We’ve heard a lot of noise lately about God & religion in public settings. There are ACLU challenges being levied against public prayer by our state legislature, and in the Forsyth and Rowan County Boards of Commissioners. We even have internal cessation of prayer within our own Board of Commissioners, without legal challenge or so much as a ‘friendly’ letter from the ACLU. Then there are questions about local church involvement in after-school educational programs.
Some of the discussion perplexes from an ideological perspective.
It comes as no surprise that the liberal left in this country, often represented in legal matters by the American Civil Liberties Union (ACLU), is openly and aggressively seeking to eliminate all forms of religious activity from the affairs of state.
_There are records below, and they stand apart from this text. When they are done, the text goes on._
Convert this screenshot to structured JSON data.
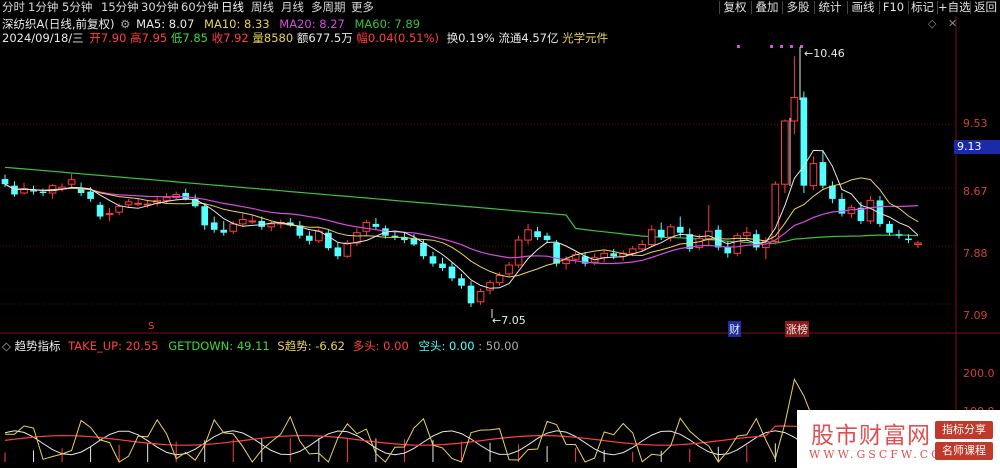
{
  "timeframes": [
    "分时",
    "1分钟",
    "5分钟",
    "15分钟",
    "30分钟",
    "60分钟",
    "日线",
    "周线",
    "月线",
    "多周期",
    "更多"
  ],
  "active_timeframe": "日线",
  "right_buttons": [
    "复权",
    "叠加",
    "多股",
    "统计",
    "画线",
    "F10",
    "标记",
    "+自选",
    "返回"
  ],
  "stock": {
    "name": "深纺织A",
    "period": "(日线,前复权)"
  },
  "ma": {
    "ma5": "MA5: 8.07",
    "ma10": "MA10: 8.33",
    "ma20": "MA20: 8.27",
    "ma60": "MA60: 7.89"
  },
  "quote": {
    "date": "2024/09/18/三",
    "open": "开7.90",
    "high": "高7.95",
    "low": "低7.85",
    "close": "收7.92",
    "vol": "量8580",
    "amount": "额677.5万",
    "change": "幅0.04(0.51%)",
    "turnover": "换0.19%",
    "float": "流通4.57亿",
    "concept": "光学元件"
  },
  "price_axis": [
    "9.53",
    "8.67",
    "7.88",
    "7.09"
  ],
  "current_price_tag": "9.13",
  "high_label": "10.46",
  "low_label": "7.05",
  "markers": {
    "s": "S",
    "cai": "财",
    "zhangting": "涨榜"
  },
  "indicator": {
    "name": "趋势指标",
    "take_up": "TAKE_UP: 20.55",
    "getdown": "GETDOWN: 49.11",
    "trend": "S趋势: -6.62",
    "duotou": "多头: 0.00",
    "kongtou": "空头: 0.00",
    "fifty": ": 50.00"
  },
  "indicator_axis": [
    "200.0",
    "100.0"
  ],
  "watermark": {
    "main": "股市财富网",
    "url": "WWW.GSCFW.COM",
    "tag1": "指标分享",
    "tag2": "名师课程"
  },
  "colors": {
    "up": "#ff3c3c",
    "down": "#54ffff",
    "ma5": "#e8e8e8",
    "ma10": "#e8d35a",
    "ma20": "#d84ce0",
    "ma60": "#3fbf3f"
  },
  "chart_data": {
    "type": "candlestick",
    "candles": [
      [
        8.79,
        8.85,
        8.68,
        8.72
      ],
      [
        8.7,
        8.76,
        8.55,
        8.58
      ],
      [
        8.6,
        8.74,
        8.58,
        8.66
      ],
      [
        8.64,
        8.7,
        8.58,
        8.62
      ],
      [
        8.62,
        8.66,
        8.56,
        8.6
      ],
      [
        8.6,
        8.72,
        8.52,
        8.7
      ],
      [
        8.66,
        8.73,
        8.62,
        8.68
      ],
      [
        8.72,
        8.86,
        8.68,
        8.78
      ],
      [
        8.66,
        8.74,
        8.56,
        8.6
      ],
      [
        8.62,
        8.68,
        8.48,
        8.52
      ],
      [
        8.44,
        8.48,
        8.24,
        8.28
      ],
      [
        8.32,
        8.4,
        8.22,
        8.32
      ],
      [
        8.34,
        8.46,
        8.3,
        8.42
      ],
      [
        8.44,
        8.52,
        8.4,
        8.48
      ],
      [
        8.46,
        8.52,
        8.42,
        8.46
      ],
      [
        8.44,
        8.5,
        8.4,
        8.45
      ],
      [
        8.46,
        8.54,
        8.42,
        8.5
      ],
      [
        8.5,
        8.6,
        8.46,
        8.54
      ],
      [
        8.54,
        8.62,
        8.5,
        8.58
      ],
      [
        8.6,
        8.66,
        8.5,
        8.52
      ],
      [
        8.52,
        8.58,
        8.4,
        8.42
      ],
      [
        8.42,
        8.46,
        8.1,
        8.16
      ],
      [
        8.2,
        8.28,
        8.06,
        8.1
      ],
      [
        8.1,
        8.22,
        8.02,
        8.06
      ],
      [
        8.08,
        8.22,
        8.04,
        8.18
      ],
      [
        8.18,
        8.32,
        8.14,
        8.24
      ],
      [
        8.22,
        8.3,
        8.18,
        8.22
      ],
      [
        8.22,
        8.28,
        8.1,
        8.14
      ],
      [
        8.14,
        8.22,
        8.08,
        8.18
      ],
      [
        8.18,
        8.24,
        8.12,
        8.2
      ],
      [
        8.2,
        8.26,
        8.14,
        8.16
      ],
      [
        8.16,
        8.22,
        7.98,
        8.02
      ],
      [
        8.02,
        8.08,
        7.9,
        7.95
      ],
      [
        7.95,
        8.12,
        7.92,
        8.08
      ],
      [
        8.06,
        8.1,
        7.82,
        7.85
      ],
      [
        7.86,
        7.92,
        7.7,
        7.74
      ],
      [
        7.74,
        7.96,
        7.72,
        7.92
      ],
      [
        7.92,
        8.12,
        7.88,
        8.06
      ],
      [
        8.08,
        8.24,
        8.02,
        8.2
      ],
      [
        8.18,
        8.26,
        8.1,
        8.14
      ],
      [
        8.12,
        8.16,
        7.98,
        8.02
      ],
      [
        8.02,
        8.08,
        7.96,
        8.0
      ],
      [
        8.0,
        8.06,
        7.92,
        7.96
      ],
      [
        7.98,
        8.04,
        7.88,
        7.9
      ],
      [
        7.92,
        7.96,
        7.7,
        7.74
      ],
      [
        7.74,
        7.8,
        7.6,
        7.64
      ],
      [
        7.64,
        7.72,
        7.54,
        7.58
      ],
      [
        7.6,
        7.66,
        7.4,
        7.44
      ],
      [
        7.44,
        7.5,
        7.3,
        7.34
      ],
      [
        7.34,
        7.4,
        7.05,
        7.1
      ],
      [
        7.12,
        7.3,
        7.08,
        7.26
      ],
      [
        7.28,
        7.42,
        7.22,
        7.38
      ],
      [
        7.38,
        7.52,
        7.34,
        7.48
      ],
      [
        7.5,
        7.66,
        7.46,
        7.62
      ],
      [
        7.62,
        8.02,
        7.58,
        7.96
      ],
      [
        7.96,
        8.18,
        7.9,
        8.1
      ],
      [
        8.08,
        8.14,
        7.96,
        8.0
      ],
      [
        8.02,
        8.06,
        7.92,
        7.96
      ],
      [
        7.92,
        7.96,
        7.6,
        7.64
      ],
      [
        7.64,
        7.74,
        7.56,
        7.7
      ],
      [
        7.7,
        7.8,
        7.64,
        7.76
      ],
      [
        7.74,
        7.8,
        7.6,
        7.64
      ],
      [
        7.66,
        7.78,
        7.62,
        7.72
      ],
      [
        7.72,
        7.82,
        7.66,
        7.78
      ],
      [
        7.78,
        7.84,
        7.7,
        7.74
      ],
      [
        7.74,
        7.82,
        7.68,
        7.78
      ],
      [
        7.78,
        7.88,
        7.74,
        7.84
      ],
      [
        7.84,
        7.96,
        7.8,
        7.9
      ],
      [
        7.9,
        8.16,
        7.86,
        8.1
      ],
      [
        8.1,
        8.2,
        7.96,
        8.0
      ],
      [
        8.0,
        8.18,
        7.94,
        8.14
      ],
      [
        8.14,
        8.28,
        8.0,
        8.06
      ],
      [
        8.04,
        8.12,
        7.8,
        7.84
      ],
      [
        7.86,
        8.04,
        7.82,
        7.98
      ],
      [
        7.98,
        8.44,
        7.9,
        8.08
      ],
      [
        8.1,
        8.16,
        7.82,
        7.86
      ],
      [
        7.86,
        7.94,
        7.72,
        7.78
      ],
      [
        7.78,
        8.06,
        7.74,
        8.02
      ],
      [
        8.02,
        8.14,
        7.96,
        8.06
      ],
      [
        8.04,
        8.1,
        7.82,
        7.86
      ],
      [
        7.86,
        8.0,
        7.7,
        7.94
      ],
      [
        7.94,
        8.76,
        7.9,
        8.72
      ],
      [
        8.72,
        9.6,
        8.6,
        9.58
      ],
      [
        9.58,
        10.46,
        9.4,
        9.9
      ],
      [
        9.9,
        9.98,
        8.6,
        8.7
      ],
      [
        8.7,
        9.1,
        8.64,
        9.0
      ],
      [
        9.02,
        9.18,
        8.66,
        8.7
      ],
      [
        8.7,
        8.76,
        8.46,
        8.52
      ],
      [
        8.52,
        8.6,
        8.28,
        8.32
      ],
      [
        8.32,
        8.44,
        8.26,
        8.4
      ],
      [
        8.4,
        8.48,
        8.18,
        8.22
      ],
      [
        8.22,
        8.56,
        8.18,
        8.5
      ],
      [
        8.5,
        8.56,
        8.14,
        8.18
      ],
      [
        8.18,
        8.22,
        8.02,
        8.06
      ],
      [
        8.04,
        8.1,
        7.98,
        8.02
      ],
      [
        7.98,
        8.04,
        7.92,
        7.96
      ],
      [
        7.9,
        7.95,
        7.85,
        7.92
      ]
    ],
    "ylim": [
      6.9,
      10.6
    ],
    "ticks": [
      9.53,
      8.67,
      7.88,
      7.09
    ]
  }
}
In North Carolina there are a number of recent actions initiated by the ACLU (and by Americans United for Separation of Church and State) attempting to stop the Forsyth County commissioners from opening their meetings with sectarian prayer. After gaining ground in this case at the 4th U.S. Circuit Court of Appeals, now the ACLU is emboldened and is trying to intimidate the NC House of Representatives from praying in Jesus’ name. Similarly, the commissioners in Rowan County have been served notice of an impending ACLU lawsuit. It seems these inferior courts are failing to grasp the full measure of the U.S. Supreme Court’s 1983 majority decision in Marsh v. Chambers, in which the Justices concluded the Court will not parse the words of legislative prayer. Period. Eventually, I imagine the High Court will be compelled to weigh in on these appellate cases and reaffirm Marsh v. Chambers to assure its precedent is being properly applied.
But more troubling is the growing evidence we have clergy who support a complete and extensive separation of church and state, even to the point of dis-inviting God from our public meetings. This is both ill-advised and dangerous. God has blessed our country, state, and county with rich blessings over the past 300 years of growth and prosperity. If we dare to exclude God from His natural involvement in all our activities – whether in the home, the church, or the public arena – He will turn His face from us, just as the Old Testament prophets in the Holy Bible cautioned. Some of our so-called pastors are leading us down that path to perdition in advocating we take God out of all public mattters (so as not to offend non-believers). This is truly a disturbing trend. But wait, it gets even better.
Some of those same clergy are, themselves, dragging the state right back into their religious affairs. Thus, the source of my perplexity.
How can a local pastor support not praying in a public setting, and then hold partisan political rallies at his church? How can that same pastor (along with two others) solicit and receive millions of dollars in federal and state grant funding for after-school programs hosted in their church buildings (when our own secular Boys and Girls Club was discouraged from applying for those same grants)? And how does a pastor, who happens to be Chairman of the Lee County Board of Education, reconcile accepting those grant funds for his church’s Community Learning Center when it smacks of a conflict of interest? After all, as County School Board Chairman, he has a strong position of influence with the Department of Public Instruction, which doles out these funds. Isn’t it an obvious conflict of interest to be listed on a contract as the direct and primary recipient of DPI funding for a community learning center while simultaneously holding a position of potential influence about where those funds are to be awarded?
Local citizens are also curious about rumors the same pastor is being moved with just a few days’ notice from Sanford to another AME Zion church in Bunnlevel, right at the time said pastor is seeking re-election to the Lee County Board of Education. Is this sudden move related to his receipt of grant funds from the state? Is it because of his intense political involvement? Or is it for some other reason or purpose? Hopefully, all of this will be sorted out before the spring primary so voters can decide whether they might condone the good pastor’s political behavior, juxtaposing church, state and religion in his capacity as BOE Chairman.